Humility is a heck of a thing. You’ll be reminded of that again if you take the time to read the story in Wednesday’s paper about the ceremony held this week to recognize a pair emergency workers who played roles in saving Deborah Walsh’s life.
The workers mett Walsh on Monday at Fire Station 27 in Dacula, coming face-to-face with a person they helped save for the first time. It was a way to celebrate not only the actions of firemedic Sidney Garner and 911 operator Cassandra Ramos but for Walsh to give her thanks to a pair of people for whom she’ll always be grateful.
Garner and Ramos would also agree that the ceremony is a reminder of the many folks who work in emergency services. They don’t do their jobs for glory, commendations or ceremonies, but to help, and sometimes save, people. To them, it’s just what they do. But to someone like Walsh, who faced her own mortality during that day a year ago, it’s much more than that.
After the ordeal, Walsh said she’s learned that every moment is precious. Maybe none more than getting the chance to personally thank two of the people who helped save her. “This wonderful year that we’ve had wouldn’t have been possible without them,” she said.
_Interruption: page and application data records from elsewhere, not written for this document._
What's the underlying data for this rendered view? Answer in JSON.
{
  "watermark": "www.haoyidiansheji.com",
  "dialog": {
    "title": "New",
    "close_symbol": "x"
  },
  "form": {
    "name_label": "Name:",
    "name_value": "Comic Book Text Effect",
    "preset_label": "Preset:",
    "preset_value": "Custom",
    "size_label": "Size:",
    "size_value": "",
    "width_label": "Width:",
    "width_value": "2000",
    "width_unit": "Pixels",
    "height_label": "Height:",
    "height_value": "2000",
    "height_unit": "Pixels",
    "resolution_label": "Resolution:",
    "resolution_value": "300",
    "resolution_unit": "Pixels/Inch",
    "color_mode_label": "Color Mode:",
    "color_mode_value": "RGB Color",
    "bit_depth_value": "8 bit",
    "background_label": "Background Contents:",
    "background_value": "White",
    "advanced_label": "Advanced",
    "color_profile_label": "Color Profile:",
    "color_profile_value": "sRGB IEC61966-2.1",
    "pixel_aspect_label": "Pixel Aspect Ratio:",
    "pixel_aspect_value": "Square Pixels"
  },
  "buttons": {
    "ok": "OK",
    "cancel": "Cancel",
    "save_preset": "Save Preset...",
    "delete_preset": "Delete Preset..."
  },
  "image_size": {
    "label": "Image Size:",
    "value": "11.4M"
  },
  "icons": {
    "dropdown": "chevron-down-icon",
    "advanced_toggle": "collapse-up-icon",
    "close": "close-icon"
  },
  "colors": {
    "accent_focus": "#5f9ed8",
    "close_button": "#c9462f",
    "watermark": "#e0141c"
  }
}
While Garner and Ramos were happy to meet Walsh and see her healthy and in good spirits, they were quick to deflect praise. Again, to them they were just doing what they trained to do. And like good teammates, they were also quick to compliment others, like Walsh’s husband Robert, who played a role in helping.
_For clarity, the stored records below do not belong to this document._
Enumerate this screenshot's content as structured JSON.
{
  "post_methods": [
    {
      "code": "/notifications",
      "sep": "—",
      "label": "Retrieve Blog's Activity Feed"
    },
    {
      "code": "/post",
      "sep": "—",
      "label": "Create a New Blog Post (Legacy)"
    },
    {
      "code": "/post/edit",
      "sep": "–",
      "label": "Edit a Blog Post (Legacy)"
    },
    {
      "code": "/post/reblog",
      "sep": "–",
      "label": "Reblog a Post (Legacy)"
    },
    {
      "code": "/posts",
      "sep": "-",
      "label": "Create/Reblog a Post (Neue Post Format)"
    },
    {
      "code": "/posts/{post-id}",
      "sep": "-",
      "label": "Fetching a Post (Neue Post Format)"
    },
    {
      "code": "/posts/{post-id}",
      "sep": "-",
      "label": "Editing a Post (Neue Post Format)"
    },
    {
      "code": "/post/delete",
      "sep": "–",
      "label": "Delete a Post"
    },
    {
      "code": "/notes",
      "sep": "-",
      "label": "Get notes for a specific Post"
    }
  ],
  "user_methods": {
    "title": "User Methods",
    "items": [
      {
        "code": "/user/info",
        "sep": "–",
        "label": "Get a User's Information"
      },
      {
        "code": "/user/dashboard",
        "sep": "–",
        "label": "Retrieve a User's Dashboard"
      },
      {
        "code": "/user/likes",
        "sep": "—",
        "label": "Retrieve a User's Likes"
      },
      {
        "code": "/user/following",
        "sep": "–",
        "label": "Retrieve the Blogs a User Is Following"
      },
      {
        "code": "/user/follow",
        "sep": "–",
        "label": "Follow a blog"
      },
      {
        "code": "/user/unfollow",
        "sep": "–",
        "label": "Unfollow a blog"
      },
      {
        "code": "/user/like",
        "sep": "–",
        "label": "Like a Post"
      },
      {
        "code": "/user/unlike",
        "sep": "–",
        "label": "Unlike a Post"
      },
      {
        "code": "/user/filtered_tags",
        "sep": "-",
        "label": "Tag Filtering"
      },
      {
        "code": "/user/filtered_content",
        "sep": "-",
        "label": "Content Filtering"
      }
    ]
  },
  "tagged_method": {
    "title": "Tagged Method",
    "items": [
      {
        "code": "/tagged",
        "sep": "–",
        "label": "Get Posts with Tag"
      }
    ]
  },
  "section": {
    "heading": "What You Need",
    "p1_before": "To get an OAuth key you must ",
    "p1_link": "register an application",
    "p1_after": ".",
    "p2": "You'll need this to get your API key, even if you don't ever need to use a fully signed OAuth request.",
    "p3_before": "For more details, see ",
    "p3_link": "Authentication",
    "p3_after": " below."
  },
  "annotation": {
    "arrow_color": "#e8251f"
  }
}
“I don’t have the words for it,” Garner said. “It’s hard for us to take the credit when her husband started the CPR that saved her life. … It’s excellent to see her again.”
The way Garner and Ramos handled the situation – not only the emergency part but the ceremony as well — is a lesson to us all. In today’s society it’s easy to get caught up in games of “who deserves the credit” or “that’s not my responsibility” — but no matter what your occupation it should come down to doing your job and doing it to the best of your ability.
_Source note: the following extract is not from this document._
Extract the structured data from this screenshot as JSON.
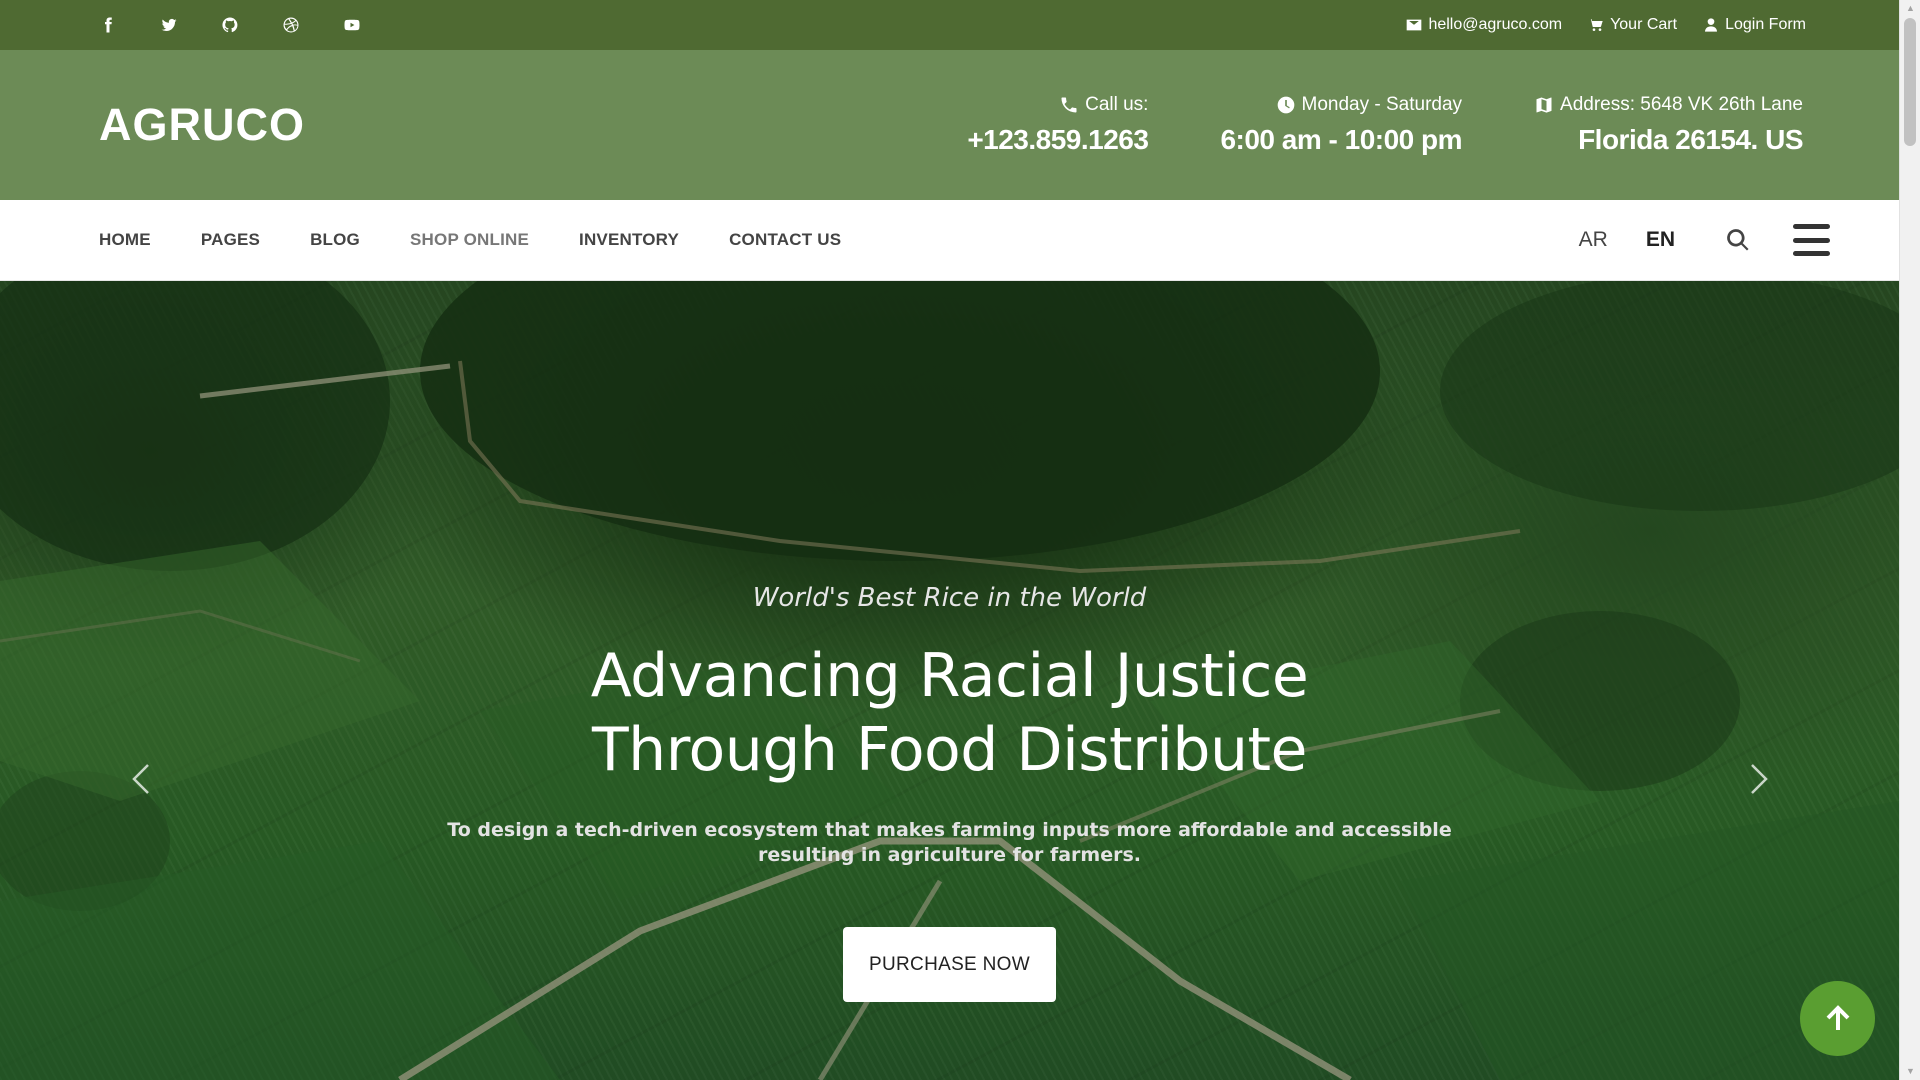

Funny how when you take care of that the credit and compliments take care of themselves. It reminds me of a quote from Mark Twain: “To be good is noble. To tell people how to be good is even nobler, and much less trouble.”
People like Garner and Ramos don’t tell folks how good they are, or jockey for position to catch whatever credit is tossed out. They show a humility that serves them, and in turn us, well. In doing so they receive, and deserve, the praise they never sought in the first place.
Walsh said it best: “They are my heroes.”
Humble ones. The best kind.
Email Todd Cline at firstname.lastname@example.org. His column appears on Wednesdays.